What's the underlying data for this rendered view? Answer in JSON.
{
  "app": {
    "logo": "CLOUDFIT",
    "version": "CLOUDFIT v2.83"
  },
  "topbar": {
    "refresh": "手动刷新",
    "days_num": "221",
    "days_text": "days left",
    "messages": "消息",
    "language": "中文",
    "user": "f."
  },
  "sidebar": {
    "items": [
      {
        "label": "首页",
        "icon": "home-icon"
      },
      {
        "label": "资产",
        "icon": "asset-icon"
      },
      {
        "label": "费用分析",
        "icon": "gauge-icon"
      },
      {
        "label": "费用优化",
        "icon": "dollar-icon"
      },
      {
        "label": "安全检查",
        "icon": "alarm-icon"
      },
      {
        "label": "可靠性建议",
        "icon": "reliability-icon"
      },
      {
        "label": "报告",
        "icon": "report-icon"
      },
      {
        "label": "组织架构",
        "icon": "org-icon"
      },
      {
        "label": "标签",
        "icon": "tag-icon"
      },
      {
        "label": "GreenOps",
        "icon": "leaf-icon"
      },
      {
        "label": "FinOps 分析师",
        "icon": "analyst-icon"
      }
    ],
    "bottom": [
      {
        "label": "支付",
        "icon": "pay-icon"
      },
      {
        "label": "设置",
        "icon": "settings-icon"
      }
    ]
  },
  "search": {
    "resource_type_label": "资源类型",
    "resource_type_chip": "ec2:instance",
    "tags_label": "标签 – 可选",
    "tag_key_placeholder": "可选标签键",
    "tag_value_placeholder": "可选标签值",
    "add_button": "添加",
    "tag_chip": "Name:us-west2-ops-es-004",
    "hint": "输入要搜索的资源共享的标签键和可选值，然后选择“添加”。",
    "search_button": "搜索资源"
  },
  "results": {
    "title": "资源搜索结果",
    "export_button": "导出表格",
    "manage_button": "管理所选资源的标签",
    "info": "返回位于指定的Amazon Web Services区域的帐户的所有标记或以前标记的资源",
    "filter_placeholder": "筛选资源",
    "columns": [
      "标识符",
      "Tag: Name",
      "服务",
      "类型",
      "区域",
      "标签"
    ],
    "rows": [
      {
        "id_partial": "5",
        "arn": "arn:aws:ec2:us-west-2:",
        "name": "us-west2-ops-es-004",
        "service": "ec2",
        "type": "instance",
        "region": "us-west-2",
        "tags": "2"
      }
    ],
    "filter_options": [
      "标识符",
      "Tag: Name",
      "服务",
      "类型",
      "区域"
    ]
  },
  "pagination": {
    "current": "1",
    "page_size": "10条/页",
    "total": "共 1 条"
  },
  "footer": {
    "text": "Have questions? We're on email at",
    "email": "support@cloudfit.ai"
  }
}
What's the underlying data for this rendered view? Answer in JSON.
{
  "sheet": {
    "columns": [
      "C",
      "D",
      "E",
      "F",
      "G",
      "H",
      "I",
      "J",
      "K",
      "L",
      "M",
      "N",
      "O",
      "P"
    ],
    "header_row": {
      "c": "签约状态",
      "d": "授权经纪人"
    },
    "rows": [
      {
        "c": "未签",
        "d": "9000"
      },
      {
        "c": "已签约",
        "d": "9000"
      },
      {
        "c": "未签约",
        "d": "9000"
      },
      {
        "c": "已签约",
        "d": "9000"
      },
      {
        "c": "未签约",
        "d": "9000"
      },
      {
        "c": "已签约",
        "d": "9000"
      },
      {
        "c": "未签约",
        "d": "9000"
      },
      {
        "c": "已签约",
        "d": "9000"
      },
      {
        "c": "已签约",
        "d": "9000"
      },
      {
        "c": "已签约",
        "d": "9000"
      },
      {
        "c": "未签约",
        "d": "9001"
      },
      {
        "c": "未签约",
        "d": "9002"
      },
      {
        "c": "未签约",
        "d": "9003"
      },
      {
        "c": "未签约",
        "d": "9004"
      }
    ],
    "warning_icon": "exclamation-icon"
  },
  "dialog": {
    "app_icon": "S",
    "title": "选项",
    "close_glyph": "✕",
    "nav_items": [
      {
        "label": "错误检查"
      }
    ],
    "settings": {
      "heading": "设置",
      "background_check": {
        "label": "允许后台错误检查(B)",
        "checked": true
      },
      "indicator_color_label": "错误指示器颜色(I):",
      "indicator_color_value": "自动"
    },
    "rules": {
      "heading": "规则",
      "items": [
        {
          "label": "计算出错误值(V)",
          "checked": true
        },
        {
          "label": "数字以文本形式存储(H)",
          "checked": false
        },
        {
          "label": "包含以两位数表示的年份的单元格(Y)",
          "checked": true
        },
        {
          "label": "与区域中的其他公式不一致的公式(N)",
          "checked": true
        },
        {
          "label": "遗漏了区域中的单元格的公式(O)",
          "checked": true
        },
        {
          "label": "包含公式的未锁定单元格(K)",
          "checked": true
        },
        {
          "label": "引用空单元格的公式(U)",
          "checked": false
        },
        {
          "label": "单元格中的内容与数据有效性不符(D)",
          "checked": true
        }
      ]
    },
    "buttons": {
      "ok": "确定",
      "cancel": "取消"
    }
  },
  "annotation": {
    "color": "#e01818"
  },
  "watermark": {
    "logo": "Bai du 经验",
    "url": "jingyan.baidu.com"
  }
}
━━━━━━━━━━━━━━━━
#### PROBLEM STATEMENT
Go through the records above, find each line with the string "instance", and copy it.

#### RESULT OF THIS TASK
    "resource_type_chip": "ec2:instance",
        "type": "instance",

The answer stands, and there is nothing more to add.